“May the road rise up to meet you. May the wind be always with you. May the sunshine warm you always ‘til we meet again.” Those words of the Irish Blessing were sung at the vigil for Monsignor Terence Moore, retired pastor of St. John the Baptist Catholic Church, who passed away in December.
Born in Ireland, Moore was ordained a priest in June 1967 and moved to Utah two months later, where he lived and served for the last 57 years. He had a master’s degree in social work from Catholic University of America and a Ph.D. in social work from the University of Utah. His thesis addressed the needs of Southeast Asian refugees, and he dedicated it with these words:
“To the Indochinese Refugees who now live in Utah.
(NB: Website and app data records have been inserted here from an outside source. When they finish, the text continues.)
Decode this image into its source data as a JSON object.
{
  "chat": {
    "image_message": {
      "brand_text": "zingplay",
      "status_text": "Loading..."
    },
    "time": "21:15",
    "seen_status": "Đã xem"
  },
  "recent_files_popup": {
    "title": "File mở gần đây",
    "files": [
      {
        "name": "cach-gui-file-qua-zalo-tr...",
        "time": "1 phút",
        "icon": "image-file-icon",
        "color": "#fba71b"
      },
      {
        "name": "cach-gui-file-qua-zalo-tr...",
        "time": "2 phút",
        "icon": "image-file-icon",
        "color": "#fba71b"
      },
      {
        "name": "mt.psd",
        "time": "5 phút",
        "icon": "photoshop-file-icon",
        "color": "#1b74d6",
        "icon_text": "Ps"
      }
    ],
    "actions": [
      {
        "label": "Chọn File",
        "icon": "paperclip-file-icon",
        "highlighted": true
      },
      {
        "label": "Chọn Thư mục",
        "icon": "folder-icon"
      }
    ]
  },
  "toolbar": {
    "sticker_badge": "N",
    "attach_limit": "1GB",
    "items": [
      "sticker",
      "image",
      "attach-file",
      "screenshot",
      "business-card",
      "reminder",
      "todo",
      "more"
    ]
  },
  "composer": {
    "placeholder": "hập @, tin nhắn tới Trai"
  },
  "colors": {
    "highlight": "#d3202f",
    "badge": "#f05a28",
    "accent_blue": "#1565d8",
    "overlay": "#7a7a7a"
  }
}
To these once homeless ones, gallant pilgrims who have explored in full human measure, that each may find a hearth.”
In earlier years, Moore was named director of Refugee Resettlement for Catholic Charities of Utah. From 1982–1985, he served as coordinator of Refugee Resettlement for the Utah State Department of Social Services, and in 1987 he became executive director of Catholic Community Services of Utah, where he worked to develop programs to address homelessness.
Moore was the founding pastor of St. John the Baptist Parish and led the project to build the church beginning in 1999. He ministered there full time for 14 years, retired in 2013 for health resons but still volunteered there and at other parishes during the last decade of his life. He was given the title of Monsignor in 2008 by Pope Benedict XVI in recognition of his years of service. Before his time in Draper, he was pastor at St. Thomas More Parish in Sandy for 14 years where he also oversaw the construction of a new church.
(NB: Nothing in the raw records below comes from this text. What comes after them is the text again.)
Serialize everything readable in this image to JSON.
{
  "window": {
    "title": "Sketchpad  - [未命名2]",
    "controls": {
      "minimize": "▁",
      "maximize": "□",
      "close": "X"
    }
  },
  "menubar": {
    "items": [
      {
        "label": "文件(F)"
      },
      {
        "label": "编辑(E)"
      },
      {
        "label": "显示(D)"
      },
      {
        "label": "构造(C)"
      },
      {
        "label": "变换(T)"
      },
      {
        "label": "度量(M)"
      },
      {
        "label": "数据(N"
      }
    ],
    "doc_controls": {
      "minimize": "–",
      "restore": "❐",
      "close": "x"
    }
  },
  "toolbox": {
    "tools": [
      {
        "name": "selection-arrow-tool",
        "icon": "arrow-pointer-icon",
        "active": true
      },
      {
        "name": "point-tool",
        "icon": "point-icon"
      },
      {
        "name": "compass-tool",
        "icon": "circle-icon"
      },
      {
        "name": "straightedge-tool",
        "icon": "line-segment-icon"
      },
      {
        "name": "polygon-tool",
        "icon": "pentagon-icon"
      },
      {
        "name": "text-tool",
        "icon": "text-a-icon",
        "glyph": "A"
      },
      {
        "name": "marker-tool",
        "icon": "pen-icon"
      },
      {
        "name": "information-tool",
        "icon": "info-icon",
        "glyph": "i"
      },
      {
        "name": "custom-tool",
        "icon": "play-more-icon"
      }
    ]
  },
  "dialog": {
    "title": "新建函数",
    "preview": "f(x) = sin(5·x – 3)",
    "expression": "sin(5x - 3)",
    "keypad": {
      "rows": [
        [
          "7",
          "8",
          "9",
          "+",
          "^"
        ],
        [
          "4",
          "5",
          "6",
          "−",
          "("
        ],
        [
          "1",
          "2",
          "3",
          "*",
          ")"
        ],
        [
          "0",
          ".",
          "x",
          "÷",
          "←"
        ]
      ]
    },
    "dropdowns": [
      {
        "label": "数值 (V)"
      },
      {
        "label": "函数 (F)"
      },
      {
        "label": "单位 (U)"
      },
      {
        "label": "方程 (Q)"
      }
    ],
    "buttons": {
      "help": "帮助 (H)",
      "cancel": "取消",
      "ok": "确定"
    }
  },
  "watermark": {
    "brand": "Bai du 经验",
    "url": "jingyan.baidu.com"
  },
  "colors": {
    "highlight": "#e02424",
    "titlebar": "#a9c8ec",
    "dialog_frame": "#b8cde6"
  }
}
Beyond ministering to more than 1,600 households in Draper, his service extended into the community.
Lt. Pat Evans of the Draper Police Department first got to know Moore in 2005 while teaching the D.A.R.E. program at St. John the Baptist Elementary.
“He always treated our police officers with the utmost respect,” Evans said. “He didn’t care what religious organization they belonged to; he just shared his love with them.”
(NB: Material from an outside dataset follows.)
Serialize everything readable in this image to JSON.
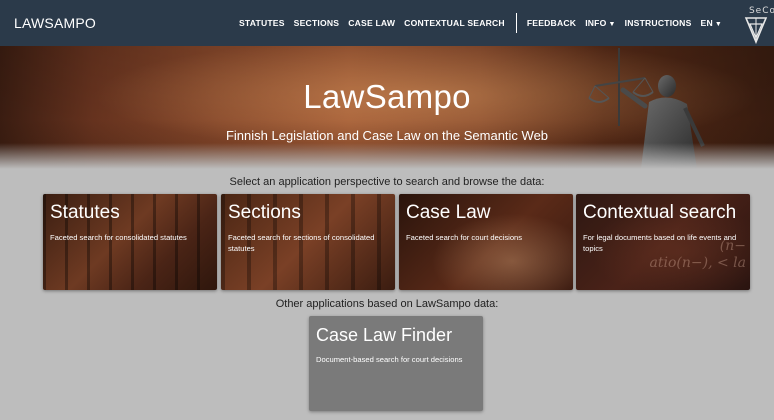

Moore and the Knights of Columbus at St. John the Baptist Parish supported the police department’s Victim Services Program by selling tamales at Christmas and donating the profits. Moore invited members of the police department to speak at masses about the importance of that fundraiser.
“These funds were used to care for victims of violent crime, mainly domestic violence, providing funds for emergency housing and other assistance in desperate times,” Evans said. “The monsignor would also attend domestic violence awareness events at Draper City Hall. He truly cared.”
Under Moore’s watch, the first Blue Masses were held at St. John the Baptist, a tradition that continues today.
“The parish would invite law enforcement, firefighters and first responders to this special mass to pay tribute to their service and pray for their safety,” Evans said. “The Knights of Columbus would provide a breakfast and raise funds, which were regularly donated to a nonprofit that maintains a memorial at the Utah State Capitol to honor Utah’s fallen peace officers.”
Evans’ colleague and close friend Sgt. Derek Johnson was tragically killed in the line of duty Sept. 1, 2013. The Draper community held a candlelight vigil at City Hall that evening.
“Monsignor joined the community during the vigil,” Evans said. “He stood nobly with city officials and led the community in prayer. It was a relief to see him there, and I am forever grateful for his support.”
Moore’s obituary notes that he was known for his gentle spirit and compassionate, humble heart.
At his passing, he left endowments to assist the homeless and refugees. He wrote the above poem in December 1980.λ